The War on Tricare

Panetta defends Tricare cuts as House leaders call them ‘another hit on the military’

March 1, 2012

Defense Secretary Leon Panetta on Wednesday defended the Pentagon’s plan to increase healthcare fees for military personnel as a senior House Republican called the increases another Obama administration "hit" on the military.

"On Tricare costs for health care, we have recommended increased fees," Panetta said during a hearing of the House Budget Committee.

"We have not increased those fee levels since 1990," he said. "We've looked at … the retirement area with the proviso that we grand-father those benefits so that those that are serving will not lose the benefits that were promised to them, but at the same time try to look at what reforms can be made on retirement for the future."

Military pay will not be cut and pay raises are planned for the next two years but limited in later years, he said.

"That's the package that we've presented," Panetta said. "This has not been easy. This is a tough and challenging responsibility."

The chairman of the House Armed Services Committee on Wednesday criticized the Obama administration’s plan to cut healthcare benefits for both active duty and retired military service members.

Rep. Howard "Buck" McKeon (R., CA) said some healthcare costs for military retirees will be raised 345 percent over the next several years and will include "means-tested" increases based on pay at retirement.

"It is just another hit on the military," McKeon said on Fox News, commenting on a report published Tuesday in the Washington Free Beacon.

"You know, the military accounts for 20 percent of our overall budget, but 50 percent of the savings have come out of defense, and these people that have given so much for us … why are they to be singled out?" McKeon asked.

He also noted that civilian defense employees are not being hit with these same increases and are not being means-tested to gauge whether they can pay more.

McKeon said the military health care increases are a "fairness issue."

"I don’t know why we just keep trying to solve our financial problems on the back of the military," he said. "If we keep doing that, who will have our backs the next time we get attacked?"

The fiscal 2013 defense budget submitted to Congress calls for increasing the cost of pharmaceuticals for families of active duty military and for sharp increases in premiums for military retirees.

The objective is to save $1.8 billion from the Tricare medical system this year and $12.9 billion by 2017.

Critics of the cuts, including Republicans in Congress and military service organizations, say the fee increases violate promises made to military personnel for their service to the country.

Congress must approve the increases.

The cuts are part of the Pentagon’s program to cut $487 billion from defense spending over the next 10 years. An additional cut of nearly $600 billion is also looming as a result of recent budget control legislation.

If the cuts are approved, the increases will be tiered by rank at retirement. Air Force Gen. Norton Schwartz, the service chief of staff, said during a hearing Tuesday that these tiers were necessary to make the increases fair.

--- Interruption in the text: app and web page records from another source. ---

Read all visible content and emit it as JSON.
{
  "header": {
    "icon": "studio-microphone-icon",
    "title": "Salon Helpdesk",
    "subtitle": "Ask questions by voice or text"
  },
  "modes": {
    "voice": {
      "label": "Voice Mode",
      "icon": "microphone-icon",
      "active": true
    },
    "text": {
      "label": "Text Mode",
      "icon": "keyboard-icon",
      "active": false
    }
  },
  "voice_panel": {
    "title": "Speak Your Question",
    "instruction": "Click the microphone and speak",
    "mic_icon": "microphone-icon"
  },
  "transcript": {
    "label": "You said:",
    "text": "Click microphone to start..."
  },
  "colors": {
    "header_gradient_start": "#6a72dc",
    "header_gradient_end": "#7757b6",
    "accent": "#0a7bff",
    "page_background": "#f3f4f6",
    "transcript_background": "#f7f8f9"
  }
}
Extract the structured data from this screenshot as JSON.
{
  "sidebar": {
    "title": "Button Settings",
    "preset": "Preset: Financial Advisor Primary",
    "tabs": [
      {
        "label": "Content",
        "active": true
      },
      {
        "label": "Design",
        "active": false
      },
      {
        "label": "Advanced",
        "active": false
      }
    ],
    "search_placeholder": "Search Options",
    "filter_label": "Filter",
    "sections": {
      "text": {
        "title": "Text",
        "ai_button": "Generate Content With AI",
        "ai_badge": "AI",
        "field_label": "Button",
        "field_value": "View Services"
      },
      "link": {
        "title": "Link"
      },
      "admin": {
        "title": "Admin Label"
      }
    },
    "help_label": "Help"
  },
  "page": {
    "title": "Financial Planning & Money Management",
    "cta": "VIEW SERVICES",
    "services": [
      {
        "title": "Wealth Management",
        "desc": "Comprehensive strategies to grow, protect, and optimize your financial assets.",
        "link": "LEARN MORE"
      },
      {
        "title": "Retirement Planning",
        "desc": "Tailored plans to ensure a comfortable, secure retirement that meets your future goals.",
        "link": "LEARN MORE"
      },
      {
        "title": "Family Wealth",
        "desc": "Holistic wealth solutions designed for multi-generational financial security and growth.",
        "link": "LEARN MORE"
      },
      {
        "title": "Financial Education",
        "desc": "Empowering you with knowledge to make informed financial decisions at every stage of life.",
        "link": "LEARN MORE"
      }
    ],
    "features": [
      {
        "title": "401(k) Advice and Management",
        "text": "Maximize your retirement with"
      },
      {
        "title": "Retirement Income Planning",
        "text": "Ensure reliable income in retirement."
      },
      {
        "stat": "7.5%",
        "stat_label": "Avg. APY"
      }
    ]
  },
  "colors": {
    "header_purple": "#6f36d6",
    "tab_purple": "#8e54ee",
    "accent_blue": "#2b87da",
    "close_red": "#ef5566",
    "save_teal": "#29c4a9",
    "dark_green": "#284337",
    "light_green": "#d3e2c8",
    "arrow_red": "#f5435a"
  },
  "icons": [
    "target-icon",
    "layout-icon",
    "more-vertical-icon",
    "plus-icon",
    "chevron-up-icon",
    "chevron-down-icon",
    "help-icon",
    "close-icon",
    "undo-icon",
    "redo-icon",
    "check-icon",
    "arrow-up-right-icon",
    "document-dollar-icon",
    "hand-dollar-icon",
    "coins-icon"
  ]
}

"It was a recognition … that there were those among our alumni who were less able to accommodate the increases in the fees than others," Schwartz said. "And so this simply was, in my view, a recognition of reality in that enlisted retirees were certainly not as capable of absorbing these costs as retired flag officers."

Jo Ann Rooney, acting undersecretary of defense for personnel and readiness, was asked during a hearing of the House Armed Services personnel subcommittee on Wednesday why cost increases were limited to military retirees and not civilians.

Rooney said civilians are not part of Tricare. "So we are proposing those increases in the Tricare system which impacts the particular increases, those that are retired of working age as well as those that are over 65," Rooney said. "There are two very, very different systems first off. So we're just focusing in this particular on those costs with a program that is administered within the Department of Defense."

Tricare Director Jonathan Woodson said during the hearing that civilian government employees currently pay more for health care than retired military personnel.

The administration has said the increases are targeted at so-called "working" retirees under the age of 65.

After the cuts were reported in the Free Beacon on Tuesday, numerous active-duty military, both officers and enlisted troops, criticized the plan as a breach of faith for those who signed up to join the military.

Rep. Adam Smith (D., WA), ranking member on the Armed Services Committee who also appeared on Fox on Wednesday, defended the healthcare cuts and denied that the Pentagon was forcing military retirees to join President Obama’s health care program, dubbed Obamacare, by upping rates.

"We're maintaining Tricare; we want them in Tricare," Smith said.

However, during a recent briefing, a Republican congressional aide revealed that the administration said the increases were aimed at trying to reduce the number of people receiving Tricare benefits and to switch to other health plans.

"They did tell us that part of the savings comes from beneficiaries using their healthcare benefits less because of higher fees," said the aide. "Raising fees in Tricare may incentivize the retirees to use a different health care provider."

Under Obamacare, beginning in 2014 a federally financed health care entitlement will subsidize premiums for low and moderate income Americans. The amount paid will be pegged to family income and administered through state-based "exchanges" that will replace current small group and individual health insurers.

Administration officials briefed House members recently that military retirees will be eligible for the exchanges, the aide said.